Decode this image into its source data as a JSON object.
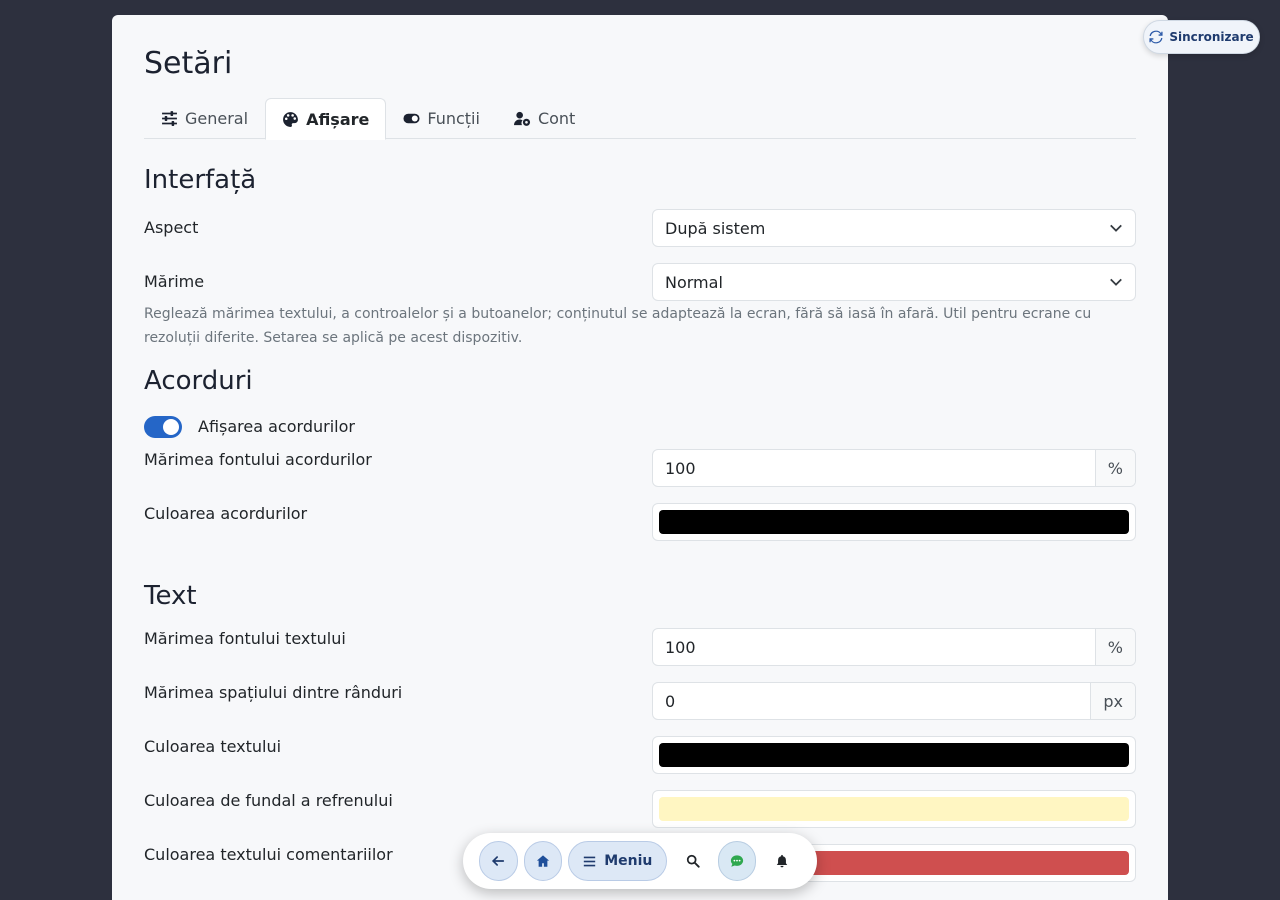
{
  "page": {
    "title": "Setări"
  },
  "tabs": [
    {
      "label": "General",
      "icon": "sliders-icon"
    },
    {
      "label": "Afișare",
      "icon": "palette-icon",
      "active": true
    },
    {
      "label": "Funcții",
      "icon": "toggle-icon"
    },
    {
      "label": "Cont",
      "icon": "user-gear-icon"
    }
  ],
  "interface": {
    "title": "Interfață",
    "aspect_label": "Aspect",
    "aspect_value": "După sistem",
    "size_label": "Mărime",
    "size_value": "Normal",
    "size_help": "Reglează mărimea textului, a controalelor și a butoanelor; conținutul se adaptează la ecran, fără să iasă în afară. Util pentru ecrane cu rezoluții diferite. Setarea se aplică pe acest dispozitiv."
  },
  "chords": {
    "title": "Acorduri",
    "show_label": "Afișarea acordurilor",
    "show_enabled": true,
    "font_size_label": "Mărimea fontului acordurilor",
    "font_size_value": "100",
    "font_size_unit": "%",
    "color_label": "Culoarea acordurilor",
    "color_value": "#000000"
  },
  "text": {
    "title": "Text",
    "font_size_label": "Mărimea fontului textului",
    "font_size_value": "100",
    "font_size_unit": "%",
    "line_spacing_label": "Mărimea spațiului dintre rânduri",
    "line_spacing_value": "0",
    "line_spacing_unit": "px",
    "color_label": "Culoarea textului",
    "color_value": "#000000",
    "chorus_bg_label": "Culoarea de fundal a refrenului",
    "chorus_bg_value": "#fff6c2",
    "comments_color_label": "Culoarea textului comentariilor",
    "comments_color_value": "#cf4f4f"
  },
  "sync": {
    "label": "Sincronizare"
  },
  "dock": {
    "menu_label": "Meniu"
  },
  "colors": {
    "accent": "#2566c7",
    "background": "#2d303e",
    "card": "#f7f8fa"
  }
}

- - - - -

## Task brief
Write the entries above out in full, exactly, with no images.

## Answer to this task
Decode this image into its source data as a JSON object.
{
  "page": {
    "title": "Setări"
  },
  "tabs": [
    {
      "label": "General",
      "icon": "sliders-icon"
    },
    {
      "label": "Afișare",
      "icon": "palette-icon",
      "active": true
    },
    {
      "label": "Funcții",
      "icon": "toggle-icon"
    },
    {
      "label": "Cont",
      "icon": "user-gear-icon"
    }
  ],
  "interface": {
    "title": "Interfață",
    "aspect_label": "Aspect",
    "aspect_value": "După sistem",
    "size_label": "Mărime",
    "size_value": "Normal",
    "size_help": "Reglează mărimea textului, a controalelor și a butoanelor; conținutul se adaptează la ecran, fără să iasă în afară. Util pentru ecrane cu rezoluții diferite. Setarea se aplică pe acest dispozitiv."
  },
  "chords": {
    "title": "Acorduri",
    "show_label": "Afișarea acordurilor",
    "show_enabled": true,
    "font_size_label": "Mărimea fontului acordurilor",
    "font_size_value": "100",
    "font_size_unit": "%",
    "color_label": "Culoarea acordurilor",
    "color_value": "#000000"
  },
  "text": {
    "title": "Text",
    "font_size_label": "Mărimea fontului textului",
    "font_size_value": "100",
    "font_size_unit": "%",
    "line_spacing_label": "Mărimea spațiului dintre rânduri",
    "line_spacing_value": "0",
    "line_spacing_unit": "px",
    "color_label": "Culoarea textului",
    "color_value": "#000000",
    "chorus_bg_label": "Culoarea de fundal a refrenului",
    "chorus_bg_value": "#fff6c2",
    "comments_color_label": "Culoarea textului comentariilor",
    "comments_color_value": "#cf4f4f"
  },
  "sync": {
    "label": "Sincronizare"
  },
  "dock": {
    "menu_label": "Meniu"
  },
  "colors": {
    "accent": "#2566c7",
    "background": "#2d303e",
    "card": "#f7f8fa"
  }
}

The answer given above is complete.